LA PAZ (Reuters) – Bolivian President Evo Morales agreed on Sunday to hold new presidential elections at the recommendation of the Organization of American States (OAS), but opposition figures called on him to give up his candidacy and resign.
Bolivia’s President Evo Morales addresses the media at the presidential hangar in the Bolivian Air Force terminal in El Alto, Bolivia, November 10, 2019. REUTERS/Carlos Garcia Rawlins
The OAS, which conducted an audit of the disputed Oct. 20 election, issued a report earlier on Sunday that found serious irregularities in the vote won by the leftist leader.
Morales’ victory last month sparked widespread protests around the country.
The OAS report said the October vote should be annulled after it had found “clear manipulations” of the voting system that meant it could not verify Morales’ victory, a lead of just over 10 points over his rival Carlos Mesa.
Morales, speaking at a press conference in La Paz, also said he would replace the country’s electoral body. The department has come under heavy criticism after an unexplained halt to the vote count sparked widespread allegations of fraud and prompted the OAS audit.
When questioned about whether he would be a candidate in the new election, Morales told a local radio station that “the candidacies must be secondary; what comes first is to pacify Bolivia,” adding that he has a constitutional duty to finish his term.
The election turmoil has rattled Morales, a survivor of Latin America’s leftist “pink tide” two decades ago, while shaking faith in the stability of Bolivia’s democracy. The crisis threatens to topple the leftist icon at a time when left-leaning leaders have returned to power in Mexico and Argentina.
Mesa said Morales and Vice President Alvaro Garcia Linera should not preside over the electoral process or be candidates.
“If you have an iota of patriotism, you should step aside,” Mesa said in a press conference.
Luis Fernando Camacho, a civic leader from the eastern city of Santa Cruz who has become a symbol of the opposition, said the OAS report clearly demonstrated election fraud and reiterated his call for Morales to resign.

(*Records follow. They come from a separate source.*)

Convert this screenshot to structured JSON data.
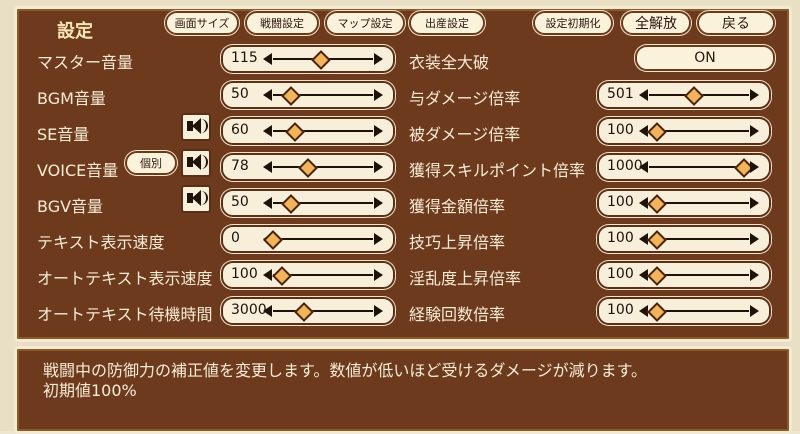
{
  "header": {
    "title": "設定",
    "tabs": [
      "画面サイズ",
      "戦闘設定",
      "マップ設定",
      "出産設定"
    ],
    "actions": [
      "設定初期化",
      "全解放",
      "戻る"
    ]
  },
  "left_settings": [
    {
      "label": "マスター音量",
      "value": "115",
      "fraction": 0.48
    },
    {
      "label": "BGM音量",
      "value": "50",
      "fraction": 0.18
    },
    {
      "label": "SE音量",
      "value": "60",
      "fraction": 0.22
    },
    {
      "label": "VOICE音量",
      "value": "78",
      "fraction": 0.35
    },
    {
      "label": "BGV音量",
      "value": "50",
      "fraction": 0.18
    },
    {
      "label": "テキスト表示速度",
      "value": "0",
      "fraction": 0.0
    },
    {
      "label": "オートテキスト表示速度",
      "value": "100",
      "fraction": 0.09
    },
    {
      "label": "オートテキスト待機時間",
      "value": "3000",
      "fraction": 0.31
    }
  ],
  "voice_individual_label": "個別",
  "right_settings": [
    {
      "label": "衣装全大破",
      "type": "toggle",
      "value": "ON"
    },
    {
      "label": "与ダメージ倍率",
      "value": "501",
      "fraction": 0.45
    },
    {
      "label": "被ダメージ倍率",
      "value": "100",
      "fraction": 0.08
    },
    {
      "label": "獲得スキルポイント倍率",
      "value": "1000",
      "fraction": 0.95
    },
    {
      "label": "獲得金額倍率",
      "value": "100",
      "fraction": 0.08
    },
    {
      "label": "技巧上昇倍率",
      "value": "100",
      "fraction": 0.08
    },
    {
      "label": "淫乱度上昇倍率",
      "value": "100",
      "fraction": 0.08
    },
    {
      "label": "経験回数倍率",
      "value": "100",
      "fraction": 0.08
    }
  ],
  "description": {
    "line1": "戦闘中の防御力の補正値を変更します。数値が低いほど受けるダメージが減ります。",
    "line2": "初期値100%"
  },
  "icons": {
    "speaker": "speaker-icon"
  }
}
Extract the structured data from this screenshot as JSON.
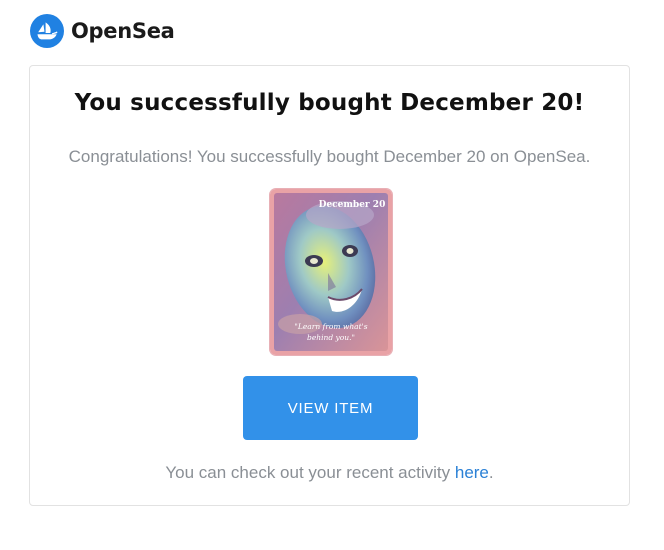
{
  "brand": {
    "name": "OpenSea",
    "logo_icon": "opensea-boat-icon",
    "logo_color": "#2081e2"
  },
  "email": {
    "title": "You successfully bought December 20!",
    "message": "Congratulations! You successfully bought December 20 on OpenSea.",
    "nft": {
      "card_title": "December 20",
      "card_quote_line1": "\"Learn from what's",
      "card_quote_line2": "behind you.\""
    },
    "view_button_label": "VIEW ITEM",
    "footer_prefix": "You can check out your recent activity ",
    "footer_link": "here",
    "footer_suffix": "."
  },
  "colors": {
    "button": "#3291e9",
    "link": "#2b81d6",
    "muted_text": "#8a8f95"
  }
}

He said he plans to carry a pre-written resignation letter for Morales to sign to the government palace.
“Today a battle was won, but we will reconfigure the constitutional order and democracy, and only when we can be sure that democracy is solid, will we go home,” Camacho said to a crowd of cheering supporters in La Paz.
Morales, who came to power in 2006 as Bolivia’s first indigenous leader, has defended his election win but had said he would adhere to the findings of the OAS audit.

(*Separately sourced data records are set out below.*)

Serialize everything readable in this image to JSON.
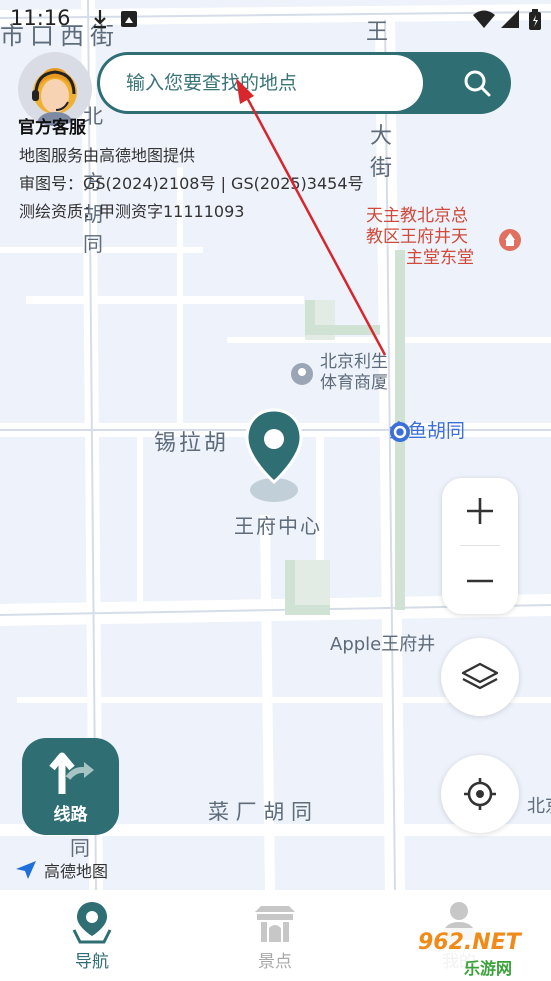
{
  "status_bar": {
    "time": "11:16"
  },
  "search": {
    "placeholder": "输入您要查找的地点"
  },
  "customer_service": {
    "label": "官方客服"
  },
  "map_info": {
    "provider": "地图服务由高德地图提供",
    "approval": "审图号：GS(2024)2108号 | GS(2025)3454号",
    "survey": "测绘资质：甲测资字11111093"
  },
  "map_labels": {
    "street_top": "市口西街",
    "street_right": "王",
    "street_right2": "大",
    "street_right3": "街",
    "lane1": "北",
    "lane2": "方",
    "lane3": "胡",
    "lane4": "同",
    "xila": "锡拉胡",
    "center": "王府中心",
    "caichang": "菜 厂 胡 同",
    "xi": "西",
    "tong": "同",
    "bei": "北京"
  },
  "pois": {
    "church": "天主教北京总教区王府井天主堂东堂",
    "church_l1": "天主教北京总",
    "church_l2": "教区王府井天",
    "church_l3": "主堂东堂",
    "sports_l1": "北京利生",
    "sports_l2": "体育商厦",
    "metro": "金鱼胡同",
    "apple": "Apple王府井"
  },
  "controls": {
    "zoom_in": "+",
    "zoom_out": "−",
    "route_label": "线路"
  },
  "amap_logo": "高德地图",
  "tabs": [
    {
      "label": "导航",
      "active": true
    },
    {
      "label": "景点",
      "active": false
    },
    {
      "label": "我的",
      "active": false
    }
  ],
  "watermark": {
    "brand": "962.NET",
    "sub": "乐游网"
  },
  "colors": {
    "accent": "#2f6e72",
    "poi_red": "#d0493a",
    "poi_blue": "#3d6fd8"
  }
}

The weeks-long standoff over the disputed election escalated over the weekend as police forces were seen joining anti-government protests and the military said it would not “confront the people” over the issue.
“The manipulations to the computer systems are of such magnitude that they must be deeply investigated by the Bolivian State to get to the bottom of and assign responsibility in this serious case,” the preliminary OAS report said.

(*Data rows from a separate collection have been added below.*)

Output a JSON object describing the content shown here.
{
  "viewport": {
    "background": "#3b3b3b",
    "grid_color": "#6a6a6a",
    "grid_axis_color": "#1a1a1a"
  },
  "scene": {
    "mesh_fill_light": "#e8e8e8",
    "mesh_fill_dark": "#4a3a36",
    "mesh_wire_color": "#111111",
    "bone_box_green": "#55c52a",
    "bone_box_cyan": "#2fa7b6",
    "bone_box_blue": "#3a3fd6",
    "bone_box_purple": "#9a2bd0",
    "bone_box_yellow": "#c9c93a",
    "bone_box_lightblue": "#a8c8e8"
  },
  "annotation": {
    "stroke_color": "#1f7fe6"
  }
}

“The first round of the elections held on October 20 must be annulled and the electoral process must begin again,” the OAS added in a separate statement.
Voting should take place as soon as conditions are in place to guarantee it being able to go ahead, including a newly composed electoral body, the OAS said.
The OAS added that it was statistically unlikely that Morales had secured the 10-percentage point margin of victory needed to win outright.
Reporting by Daniel Ramos; Writing by Cassandra Garrison; Editing by Richard Chang and Lisa Shumaker